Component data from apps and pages
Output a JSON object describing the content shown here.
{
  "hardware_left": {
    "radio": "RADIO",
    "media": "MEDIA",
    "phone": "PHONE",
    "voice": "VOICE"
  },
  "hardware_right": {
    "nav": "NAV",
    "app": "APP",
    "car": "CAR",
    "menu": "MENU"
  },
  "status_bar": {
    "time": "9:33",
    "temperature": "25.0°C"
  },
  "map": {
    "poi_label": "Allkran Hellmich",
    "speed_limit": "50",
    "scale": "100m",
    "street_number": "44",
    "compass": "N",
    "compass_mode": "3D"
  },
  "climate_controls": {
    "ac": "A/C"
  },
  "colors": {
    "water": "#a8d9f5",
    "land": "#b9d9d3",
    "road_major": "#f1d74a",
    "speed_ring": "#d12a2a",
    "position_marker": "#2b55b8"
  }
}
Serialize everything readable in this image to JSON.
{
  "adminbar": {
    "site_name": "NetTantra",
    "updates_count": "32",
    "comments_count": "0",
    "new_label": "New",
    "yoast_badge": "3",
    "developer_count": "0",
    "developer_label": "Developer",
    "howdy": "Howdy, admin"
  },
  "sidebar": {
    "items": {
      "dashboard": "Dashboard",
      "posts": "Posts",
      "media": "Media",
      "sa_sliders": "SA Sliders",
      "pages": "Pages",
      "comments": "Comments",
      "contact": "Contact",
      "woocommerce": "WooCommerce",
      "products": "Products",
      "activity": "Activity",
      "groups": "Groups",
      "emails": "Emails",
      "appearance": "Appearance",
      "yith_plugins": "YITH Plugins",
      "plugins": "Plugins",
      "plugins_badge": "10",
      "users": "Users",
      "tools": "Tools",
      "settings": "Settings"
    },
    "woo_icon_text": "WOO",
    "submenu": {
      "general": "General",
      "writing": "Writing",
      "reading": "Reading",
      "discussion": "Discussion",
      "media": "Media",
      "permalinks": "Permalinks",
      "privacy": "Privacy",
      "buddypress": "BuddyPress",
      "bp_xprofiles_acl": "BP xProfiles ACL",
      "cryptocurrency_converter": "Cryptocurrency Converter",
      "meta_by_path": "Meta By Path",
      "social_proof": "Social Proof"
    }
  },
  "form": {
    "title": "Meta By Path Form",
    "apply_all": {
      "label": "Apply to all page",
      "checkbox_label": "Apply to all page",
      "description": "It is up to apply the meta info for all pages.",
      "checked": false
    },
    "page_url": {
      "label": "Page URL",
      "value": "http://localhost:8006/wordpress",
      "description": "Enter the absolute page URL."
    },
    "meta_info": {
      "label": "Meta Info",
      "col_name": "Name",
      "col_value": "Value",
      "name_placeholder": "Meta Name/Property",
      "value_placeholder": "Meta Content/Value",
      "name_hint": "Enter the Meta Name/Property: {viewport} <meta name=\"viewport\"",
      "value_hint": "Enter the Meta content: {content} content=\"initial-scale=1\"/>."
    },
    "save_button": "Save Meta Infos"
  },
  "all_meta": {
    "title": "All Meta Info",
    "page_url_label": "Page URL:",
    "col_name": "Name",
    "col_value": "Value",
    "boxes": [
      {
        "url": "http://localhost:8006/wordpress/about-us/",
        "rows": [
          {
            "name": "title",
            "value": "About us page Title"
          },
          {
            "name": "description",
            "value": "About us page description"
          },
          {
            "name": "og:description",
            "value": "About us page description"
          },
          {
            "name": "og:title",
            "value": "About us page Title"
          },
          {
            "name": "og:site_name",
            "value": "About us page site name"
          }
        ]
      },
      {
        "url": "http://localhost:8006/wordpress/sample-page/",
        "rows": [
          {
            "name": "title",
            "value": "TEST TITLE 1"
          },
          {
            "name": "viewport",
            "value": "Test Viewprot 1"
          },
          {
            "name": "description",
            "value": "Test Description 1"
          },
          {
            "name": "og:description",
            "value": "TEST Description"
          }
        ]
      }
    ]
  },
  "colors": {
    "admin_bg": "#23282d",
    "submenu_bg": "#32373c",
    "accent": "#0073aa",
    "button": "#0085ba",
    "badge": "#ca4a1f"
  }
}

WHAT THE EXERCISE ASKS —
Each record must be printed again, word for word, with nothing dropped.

EXPECTED ANSWER —
Output a JSON object describing the content shown here.
{
  "hardware_left": {
    "radio": "RADIO",
    "media": "MEDIA",
    "phone": "PHONE",
    "voice": "VOICE"
  },
  "hardware_right": {
    "nav": "NAV",
    "app": "APP",
    "car": "CAR",
    "menu": "MENU"
  },
  "status_bar": {
    "time": "9:33",
    "temperature": "25.0°C"
  },
  "map": {
    "poi_label": "Allkran Hellmich",
    "speed_limit": "50",
    "scale": "100m",
    "street_number": "44",
    "compass": "N",
    "compass_mode": "3D"
  },
  "climate_controls": {
    "ac": "A/C"
  },
  "colors": {
    "water": "#a8d9f5",
    "land": "#b9d9d3",
    "road_major": "#f1d74a",
    "speed_ring": "#d12a2a",
    "position_marker": "#2b55b8"
  }
}
Serialize everything readable in this image to JSON.
{
  "adminbar": {
    "site_name": "NetTantra",
    "updates_count": "32",
    "comments_count": "0",
    "new_label": "New",
    "yoast_badge": "3",
    "developer_count": "0",
    "developer_label": "Developer",
    "howdy": "Howdy, admin"
  },
  "sidebar": {
    "items": {
      "dashboard": "Dashboard",
      "posts": "Posts",
      "media": "Media",
      "sa_sliders": "SA Sliders",
      "pages": "Pages",
      "comments": "Comments",
      "contact": "Contact",
      "woocommerce": "WooCommerce",
      "products": "Products",
      "activity": "Activity",
      "groups": "Groups",
      "emails": "Emails",
      "appearance": "Appearance",
      "yith_plugins": "YITH Plugins",
      "plugins": "Plugins",
      "plugins_badge": "10",
      "users": "Users",
      "tools": "Tools",
      "settings": "Settings"
    },
    "woo_icon_text": "WOO",
    "submenu": {
      "general": "General",
      "writing": "Writing",
      "reading": "Reading",
      "discussion": "Discussion",
      "media": "Media",
      "permalinks": "Permalinks",
      "privacy": "Privacy",
      "buddypress": "BuddyPress",
      "bp_xprofiles_acl": "BP xProfiles ACL",
      "cryptocurrency_converter": "Cryptocurrency Converter",
      "meta_by_path": "Meta By Path",
      "social_proof": "Social Proof"
    }
  },
  "form": {
    "title": "Meta By Path Form",
    "apply_all": {
      "label": "Apply to all page",
      "checkbox_label": "Apply to all page",
      "description": "It is up to apply the meta info for all pages.",
      "checked": false
    },
    "page_url": {
      "label": "Page URL",
      "value": "http://localhost:8006/wordpress",
      "description": "Enter the absolute page URL."
    },
    "meta_info": {
      "label": "Meta Info",
      "col_name": "Name",
      "col_value": "Value",
      "name_placeholder": "Meta Name/Property",
      "value_placeholder": "Meta Content/Value",
      "name_hint": "Enter the Meta Name/Property: {viewport} <meta name=\"viewport\"",
      "value_hint": "Enter the Meta content: {content} content=\"initial-scale=1\"/>."
    },
    "save_button": "Save Meta Infos"
  },
  "all_meta": {
    "title": "All Meta Info",
    "page_url_label": "Page URL:",
    "col_name": "Name",
    "col_value": "Value",
    "boxes": [
      {
        "url": "http://localhost:8006/wordpress/about-us/",
        "rows": [
          {
            "name": "title",
            "value": "About us page Title"
          },
          {
            "name": "description",
            "value": "About us page description"
          },
          {
            "name": "og:description",
            "value": "About us page description"
          },
          {
            "name": "og:title",
            "value": "About us page Title"
          },
          {
            "name": "og:site_name",
            "value": "About us page site name"
          }
        ]
      },
      {
        "url": "http://localhost:8006/wordpress/sample-page/",
        "rows": [
          {
            "name": "title",
            "value": "TEST TITLE 1"
          },
          {
            "name": "viewport",
            "value": "Test Viewprot 1"
          },
          {
            "name": "description",
            "value": "Test Description 1"
          },
          {
            "name": "og:description",
            "value": "TEST Description"
          }
        ]
      }
    ]
  },
  "colors": {
    "admin_bg": "#23282d",
    "submenu_bg": "#32373c",
    "accent": "#0073aa",
    "button": "#0085ba",
    "badge": "#ca4a1f"
  }
}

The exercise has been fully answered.